The significant difference between the two main opposing parties is that the Tory contingent – with the obvious exception of Basildon MP John Baron – appear to be more galvanised during recent debates. They have less rebels to worry about than the Labour Party, and the whips take care of the easily influenced swing-voters.

The 10 hour debate – which largely exists to create the false illusion that a democratic process has taken place – has ended up being centred around the Shadow Foreign Secretary’s impassioned speech endorsing the airstrikes. I can only imagine what his Father would have thought of this, who delivered a dichotomous speech about bombing Iraq over a decade ago.

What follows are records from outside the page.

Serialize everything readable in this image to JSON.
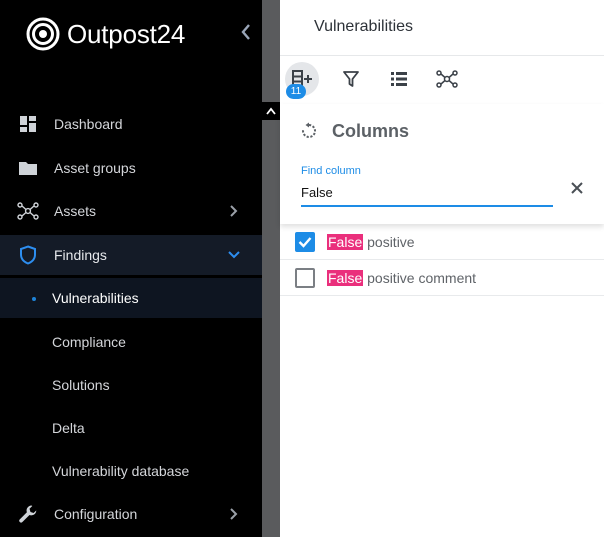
{
  "app": {
    "brand_main": "Outpost",
    "brand_num": "24"
  },
  "sidebar": {
    "items": [
      {
        "label": "Dashboard",
        "icon": "dashboard-icon"
      },
      {
        "label": "Asset groups",
        "icon": "folder-icon"
      },
      {
        "label": "Assets",
        "icon": "network-icon"
      },
      {
        "label": "Findings",
        "icon": "shield-icon",
        "expanded": true
      },
      {
        "label": "Configuration",
        "icon": "wrench-icon"
      }
    ],
    "findings_children": [
      {
        "label": "Vulnerabilities",
        "active": true
      },
      {
        "label": "Compliance"
      },
      {
        "label": "Solutions"
      },
      {
        "label": "Delta"
      },
      {
        "label": "Vulnerability database"
      }
    ]
  },
  "panel": {
    "title": "Vulnerabilities",
    "toolbar": {
      "columns_badge": "11",
      "buttons": [
        "columns-icon",
        "filter-icon",
        "list-icon",
        "graph-icon"
      ]
    },
    "columns": {
      "title": "Columns",
      "search_label": "Find column",
      "search_value": "False",
      "results": [
        {
          "match": "False",
          "rest": " positive",
          "checked": true
        },
        {
          "match": "False",
          "rest": " positive comment",
          "checked": false
        }
      ]
    }
  },
  "colors": {
    "accent": "#1d8ce6",
    "highlight": "#ea2f7c",
    "sidebar_bg": "#000000",
    "active_bg": "#141b27"
  }
}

Although the words received applause from both sides of the house, Benn then had to take up his seat next to a less than impressed Jeremy Corbyn, who many say was upstaged by his counterpart and recent adversary.

It was the kind of mortification Corbyn didn’t need, and one that the Tories were always going to draw attention to. The vote may not have hinged on the participation of a number of disassociated Labour Party members, but it did enforce the case for change within its walls.

Perhaps Cameron’s injudicious comment about none-backers being ‘terrorist sympathisers’ was more geared towards the electorate, but this type of malicious rhetoric is all too common in today’s debates. A pacifist is now a virtual jihadist, a demonstrator is a hooligan and anyone who leans slightly to the left or is concerned for workers’ rights is a staunch Communist.

So quickly we have forgotten about the cause and effect of entering a war without rationale, arming another rebel insurgency, attempting to install an artificial democracy and leaving it to defend for itself against the ‘next big threat to the world’.